Once the images are set aside, print the remaining lines below exactly.
(Records provided Opens)
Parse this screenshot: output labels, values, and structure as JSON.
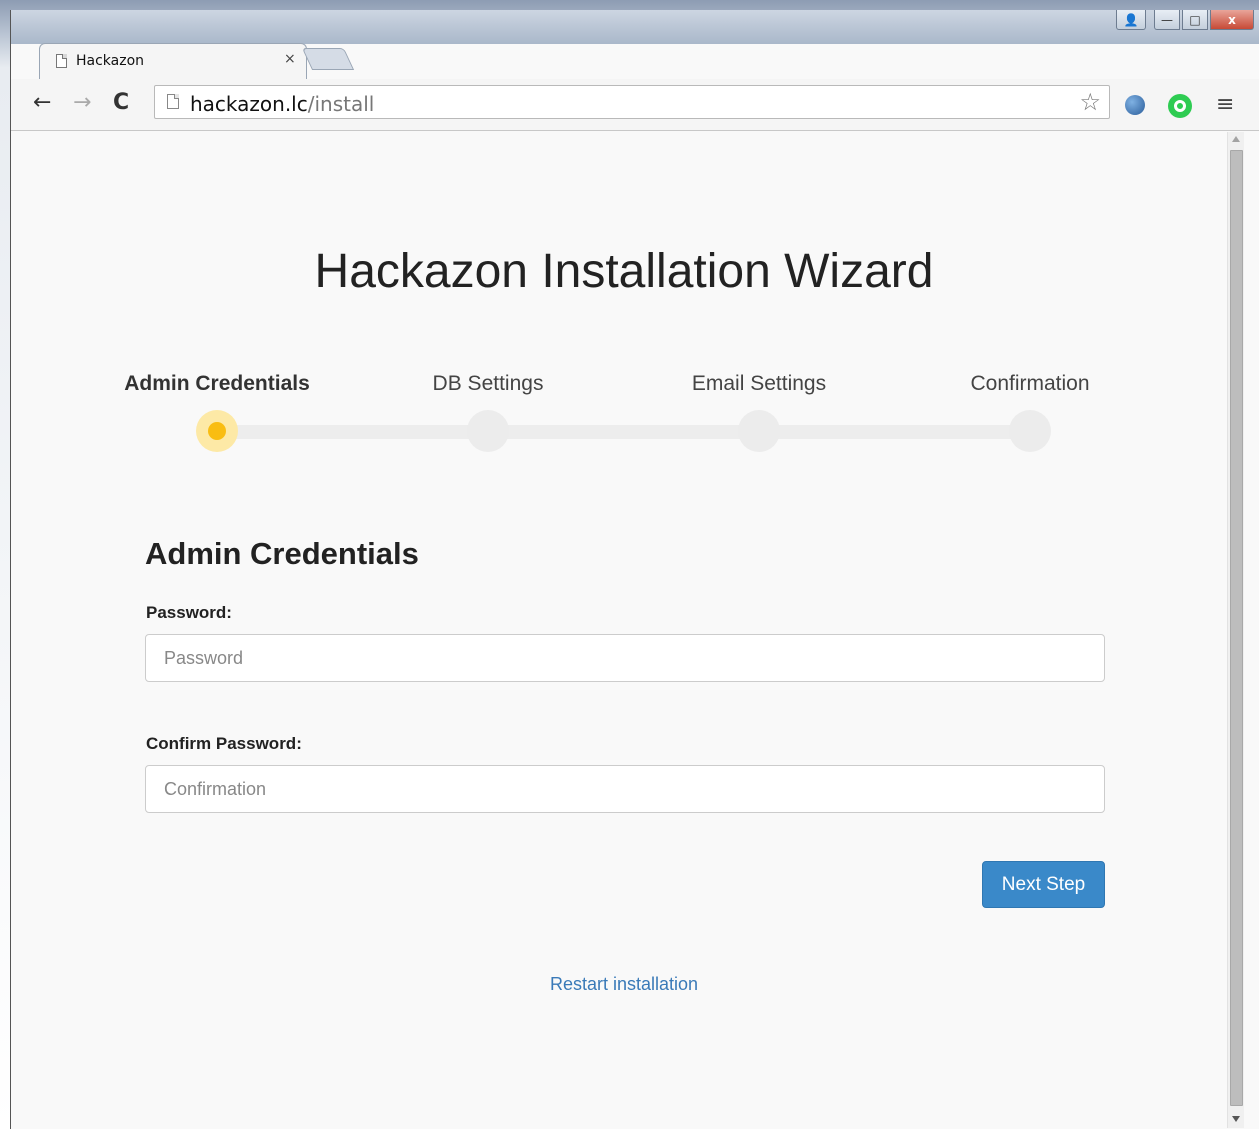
{
  "browser": {
    "tab": {
      "title": "Hackazon",
      "close_glyph": "×",
      "favicon": "page-icon"
    },
    "nav": {
      "back": "←",
      "forward": "→",
      "reload": "C"
    },
    "address": {
      "host": "hackazon.lc",
      "path": "/install"
    },
    "icons": [
      "star-icon",
      "globe-extension-icon",
      "green-extension-icon",
      "menu-icon"
    ],
    "window_controls": {
      "profile": "👤",
      "minimize": "—",
      "maximize": "□",
      "close": "x"
    }
  },
  "page": {
    "title": "Hackazon Installation Wizard",
    "steps": [
      {
        "label": "Admin Credentials",
        "active": true
      },
      {
        "label": "DB Settings",
        "active": false
      },
      {
        "label": "Email Settings",
        "active": false
      },
      {
        "label": "Confirmation",
        "active": false
      }
    ],
    "section_title": "Admin Credentials",
    "form": {
      "password_label": "Password:",
      "password_placeholder": "Password",
      "confirm_label": "Confirm Password:",
      "confirm_placeholder": "Confirmation",
      "next_button": "Next Step"
    },
    "restart_link": "Restart installation"
  },
  "colors": {
    "accent": "#3a89c9",
    "link": "#3a7ab8",
    "active_step": "#f9bd12",
    "active_step_halo": "#fde9a6",
    "inactive_step": "#ececec"
  }
}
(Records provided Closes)
Solved exercise:
Parse this screenshot: output labels, values, and structure as JSON.
{
  "browser": {
    "tab": {
      "title": "Hackazon",
      "close_glyph": "×",
      "favicon": "page-icon"
    },
    "nav": {
      "back": "←",
      "forward": "→",
      "reload": "C"
    },
    "address": {
      "host": "hackazon.lc",
      "path": "/install"
    },
    "icons": [
      "star-icon",
      "globe-extension-icon",
      "green-extension-icon",
      "menu-icon"
    ],
    "window_controls": {
      "profile": "👤",
      "minimize": "—",
      "maximize": "□",
      "close": "x"
    }
  },
  "page": {
    "title": "Hackazon Installation Wizard",
    "steps": [
      {
        "label": "Admin Credentials",
        "active": true
      },
      {
        "label": "DB Settings",
        "active": false
      },
      {
        "label": "Email Settings",
        "active": false
      },
      {
        "label": "Confirmation",
        "active": false
      }
    ],
    "section_title": "Admin Credentials",
    "form": {
      "password_label": "Password:",
      "password_placeholder": "Password",
      "confirm_label": "Confirm Password:",
      "confirm_placeholder": "Confirmation",
      "next_button": "Next Step"
    },
    "restart_link": "Restart installation"
  },
  "colors": {
    "accent": "#3a89c9",
    "link": "#3a7ab8",
    "active_step": "#f9bd12",
    "active_step_halo": "#fde9a6",
    "inactive_step": "#ececec"
  }
}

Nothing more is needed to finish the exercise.